So, rather than let the birds go hungry and starve, I had no choice but to buy conventional grain. The kind young man who delivered it is a farmer too and we chatted about Round Up in the grain. He uses it and did not disagree when I said it is killing the world (at least North America), but he was not really intersted in that conversation. He just wanted to deliver the grain and get on with his day. The grain is a mix of a quarter of field peas, or feed peas, wheat, oats and barley and that is a good mix for the poultry and waterfowl. The ruminants do not get any grain at all. I got a truckload, ordered exactly a month ago on October 21st. All the grains were feed quality, meaning they are cleaned but not clean and chaff and other impurities are present The grain was augered into 4 one ton tote bags in the yard, the bags being attached to the forks of the skid steer for stability. Once full, the bags remain upright. Then I covered them with two tarps to help keep them dry, though over the winter, the bottom foot of grain will become damp and begin to mould when thawed.
I can no longer say my eggs will be organic, nor the birds, when eaten will be. If no organic feed is available in this area, then raising the birds becomes a whole different story and one that really deems a second thought. The birds are here to forage and keep the worms and insects down. They do that. Finally, the breeds I have acquired are excellent foragers and most can fly.
Secondary is the egg production. Here a dozen eggs sells for 2 dollars or 2.50 from the farmer. People do not pay for organic quality and do not care. Here, that it, they don't. So, the selling of the eggs does not pay for the feed, which came to $815.00 for this load. That will last until spring, but there is also the extras like oyster shells and grit that must be provided. About 50 birds were processed for food this year, all for the farm and bed and breakfast use only. I really do not want to use them for food if they are not organicially fed.
So, the options are: drive to Wetaskawin every 2 months and bring back a tote of organic feed. The cost will double with the fuel and the extra cost of the feed. Or, cut down the birds to maybe 5 geese, 10 ducks and a dozen chickens and buy less feed, but keep it organic.

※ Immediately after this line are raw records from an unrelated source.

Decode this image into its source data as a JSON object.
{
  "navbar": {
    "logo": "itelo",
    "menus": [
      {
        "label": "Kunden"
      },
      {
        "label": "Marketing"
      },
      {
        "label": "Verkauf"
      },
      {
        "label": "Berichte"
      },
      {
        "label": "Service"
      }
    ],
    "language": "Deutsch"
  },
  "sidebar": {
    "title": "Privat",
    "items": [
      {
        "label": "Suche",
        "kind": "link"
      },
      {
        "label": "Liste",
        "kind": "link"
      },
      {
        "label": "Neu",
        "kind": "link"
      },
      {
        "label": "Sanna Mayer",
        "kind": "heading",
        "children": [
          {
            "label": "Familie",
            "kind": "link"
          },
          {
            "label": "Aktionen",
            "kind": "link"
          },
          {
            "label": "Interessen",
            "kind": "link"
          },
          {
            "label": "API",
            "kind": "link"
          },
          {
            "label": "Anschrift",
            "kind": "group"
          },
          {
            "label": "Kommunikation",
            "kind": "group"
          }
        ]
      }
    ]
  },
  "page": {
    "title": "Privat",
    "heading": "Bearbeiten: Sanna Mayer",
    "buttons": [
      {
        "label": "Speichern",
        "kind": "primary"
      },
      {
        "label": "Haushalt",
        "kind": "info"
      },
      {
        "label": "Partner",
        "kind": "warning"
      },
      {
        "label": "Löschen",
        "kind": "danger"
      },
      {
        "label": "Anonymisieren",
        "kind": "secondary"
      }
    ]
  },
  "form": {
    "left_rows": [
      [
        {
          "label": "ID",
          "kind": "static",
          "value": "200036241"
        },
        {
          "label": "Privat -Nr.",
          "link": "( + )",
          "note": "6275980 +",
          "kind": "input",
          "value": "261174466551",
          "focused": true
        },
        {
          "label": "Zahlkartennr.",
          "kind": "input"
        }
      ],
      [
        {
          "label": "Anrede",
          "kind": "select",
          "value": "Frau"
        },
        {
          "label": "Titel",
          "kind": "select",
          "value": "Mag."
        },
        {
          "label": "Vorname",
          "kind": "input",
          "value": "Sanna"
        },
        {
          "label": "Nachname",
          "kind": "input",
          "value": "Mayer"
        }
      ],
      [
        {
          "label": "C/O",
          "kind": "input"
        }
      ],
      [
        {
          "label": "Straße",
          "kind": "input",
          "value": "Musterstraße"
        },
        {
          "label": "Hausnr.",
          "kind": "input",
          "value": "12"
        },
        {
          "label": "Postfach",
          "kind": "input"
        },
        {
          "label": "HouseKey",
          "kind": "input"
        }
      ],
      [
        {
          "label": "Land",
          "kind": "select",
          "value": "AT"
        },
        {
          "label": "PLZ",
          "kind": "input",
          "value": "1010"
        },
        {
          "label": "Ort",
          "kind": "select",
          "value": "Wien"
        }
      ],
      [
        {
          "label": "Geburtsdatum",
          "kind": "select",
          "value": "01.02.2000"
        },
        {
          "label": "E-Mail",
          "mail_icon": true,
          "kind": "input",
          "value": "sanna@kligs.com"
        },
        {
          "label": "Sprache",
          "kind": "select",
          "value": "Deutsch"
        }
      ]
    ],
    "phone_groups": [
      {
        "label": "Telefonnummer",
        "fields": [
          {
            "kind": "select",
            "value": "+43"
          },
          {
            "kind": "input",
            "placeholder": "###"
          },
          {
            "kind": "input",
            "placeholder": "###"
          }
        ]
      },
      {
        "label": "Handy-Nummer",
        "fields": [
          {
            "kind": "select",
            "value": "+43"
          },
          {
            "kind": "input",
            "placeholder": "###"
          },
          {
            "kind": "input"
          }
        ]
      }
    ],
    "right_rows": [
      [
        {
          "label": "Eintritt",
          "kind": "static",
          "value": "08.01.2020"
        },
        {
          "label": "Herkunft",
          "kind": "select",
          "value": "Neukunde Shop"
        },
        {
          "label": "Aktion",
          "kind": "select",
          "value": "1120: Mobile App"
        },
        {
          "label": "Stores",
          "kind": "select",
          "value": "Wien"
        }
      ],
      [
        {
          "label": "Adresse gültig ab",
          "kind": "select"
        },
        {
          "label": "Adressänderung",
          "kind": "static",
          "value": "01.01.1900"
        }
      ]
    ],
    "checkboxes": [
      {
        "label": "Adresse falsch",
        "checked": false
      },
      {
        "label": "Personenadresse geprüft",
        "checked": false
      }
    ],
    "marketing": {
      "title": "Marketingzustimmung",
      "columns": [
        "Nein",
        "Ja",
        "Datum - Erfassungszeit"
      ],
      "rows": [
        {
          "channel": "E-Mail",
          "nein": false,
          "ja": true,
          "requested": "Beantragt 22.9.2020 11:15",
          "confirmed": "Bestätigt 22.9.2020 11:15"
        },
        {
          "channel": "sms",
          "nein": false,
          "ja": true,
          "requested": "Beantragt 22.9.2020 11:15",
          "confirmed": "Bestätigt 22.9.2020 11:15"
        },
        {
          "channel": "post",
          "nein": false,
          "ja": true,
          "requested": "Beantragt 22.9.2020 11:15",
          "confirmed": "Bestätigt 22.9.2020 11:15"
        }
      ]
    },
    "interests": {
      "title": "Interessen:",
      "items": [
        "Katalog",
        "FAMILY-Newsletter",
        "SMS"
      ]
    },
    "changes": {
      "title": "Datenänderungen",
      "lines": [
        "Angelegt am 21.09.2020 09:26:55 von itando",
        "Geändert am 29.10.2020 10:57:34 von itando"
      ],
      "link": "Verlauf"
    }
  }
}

I am likely going to do the last option. Once this grain is gone, the birds will be gone too, except for a small flock of a few. I am determined to remain organic. The small flock will only provide enough eggs for the farm and the foraging of insects will mean more mosquitos and flies in the yard, but oh well. A little glitch in the plan, this non organic grain, will not deter the overall focus for long. Onward we go….We farm!